USp board member Fernando Clark about Transparency International report: “Waste of time and a big waste of money”POSTED: 08/6/15 7:05 PM
St. Maarten –“Imagine your house gets robbed and you hire somebody to investigate it and after the investigation, the investigators tell you, you were robbed.” Thus Fernando Clark, a board member of the United St. Maarten Party (USp) reacted to the Transparency International Integrity System Assessment for St. Maarten the organization presented on July 28.
Clark says the company came on the island and did an investigation and the report did confirm that there is corruption in St. Maarten. “We know that, any child knows that, three similar reports say the same thing but who, when, where is the corruption taking place? The report is empty, I hired you to find out and you telling me there is a problem. We need to get past that and tell me who and what, so that we can make the needed changes to get out of corruption taking place.
Transparency International report on St. Maarten contains three core recommendations, of which the third one is the most concrete. Transparency recommends that political parties must disclose accurate and timely information about their income and expenditures. This information should include the dates of donations, the exact amounts and the names of the donors. “Transparency of political party finance is crucial to ensure that oversight institutions and citizens can find out whether politicians are acting in the interest of the public or only of the selected few.
“Some people are saying, well you can’t call people’s name just like that, but if you are hired to do an investigation there are ways to point the relevant authorities in the right direction. The report is too vague and I expect for the company to come with direct accusations, not stay on the surface” the USp board member said. There are four reports done on St. Maarten, the Baseline Study Institutional Integrity from the General Audit Chamber, the integrity-reports from the Bob Wit-committee and PricewaterhouseCoopers and the transparency assessment.
The Transparency International team – consisting of Max Heywood, Natalie Baharav and Zoë Reiter – visited St. Maarten in December of last year. St. Maarten contacted Transparency International in March 2013. It took until December of that year before the government signed the contract with the international anti-corruption watchdog, but by that time all hell had already broken loose over the kingdom instruction to Governor Holiday to order an integrity investigation.
Clark said that integrity is not something that can be regulated by law. “This is something that our trusted officials should have, they have it or they don’t. The whole report was a waste of money, a waste of information, a big waste.

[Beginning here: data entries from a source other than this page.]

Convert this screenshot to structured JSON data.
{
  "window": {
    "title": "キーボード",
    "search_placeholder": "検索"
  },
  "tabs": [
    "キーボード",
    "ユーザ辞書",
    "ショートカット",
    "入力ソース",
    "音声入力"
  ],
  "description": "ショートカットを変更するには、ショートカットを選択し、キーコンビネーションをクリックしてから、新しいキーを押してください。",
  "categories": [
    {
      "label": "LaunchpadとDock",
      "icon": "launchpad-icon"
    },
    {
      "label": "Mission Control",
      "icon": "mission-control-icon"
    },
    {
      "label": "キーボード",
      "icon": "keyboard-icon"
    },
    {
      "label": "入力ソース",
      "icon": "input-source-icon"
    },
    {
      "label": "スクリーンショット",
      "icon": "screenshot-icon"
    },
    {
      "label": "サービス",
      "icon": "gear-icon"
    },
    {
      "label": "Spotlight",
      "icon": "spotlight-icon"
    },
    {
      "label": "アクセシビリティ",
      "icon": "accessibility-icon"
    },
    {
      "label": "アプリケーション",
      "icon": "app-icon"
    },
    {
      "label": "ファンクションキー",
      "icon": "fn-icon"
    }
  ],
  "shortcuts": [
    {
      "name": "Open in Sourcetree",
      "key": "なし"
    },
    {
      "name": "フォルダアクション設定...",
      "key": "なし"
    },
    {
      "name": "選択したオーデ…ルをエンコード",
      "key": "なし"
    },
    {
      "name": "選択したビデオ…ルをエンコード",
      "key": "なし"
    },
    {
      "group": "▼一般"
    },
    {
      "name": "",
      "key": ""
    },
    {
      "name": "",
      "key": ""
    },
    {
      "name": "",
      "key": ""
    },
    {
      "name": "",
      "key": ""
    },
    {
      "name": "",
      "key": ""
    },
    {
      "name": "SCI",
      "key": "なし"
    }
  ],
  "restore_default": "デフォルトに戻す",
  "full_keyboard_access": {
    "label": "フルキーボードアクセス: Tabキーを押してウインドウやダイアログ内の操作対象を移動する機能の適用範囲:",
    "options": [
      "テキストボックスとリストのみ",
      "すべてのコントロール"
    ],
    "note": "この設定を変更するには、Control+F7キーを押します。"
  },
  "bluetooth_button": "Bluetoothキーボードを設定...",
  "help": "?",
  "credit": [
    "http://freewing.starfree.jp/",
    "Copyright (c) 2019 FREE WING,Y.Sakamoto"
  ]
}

If these people are not in a position to call names or point fingers then they should not have accepted the job. I mean they are called Transparency International and they are not transparent.”
Transparency International recommends in its assessment that the government dedicate more resources to the implementation of existing transparency and accountability regulations in the public sector. The objective is to ensure their enforcement in practice the report states.
Overall Clark wants the company to come with clear and factual information concerning the integrity breaches. “The people deserve it because their tax money paid for the assessment and they have a right to answers.”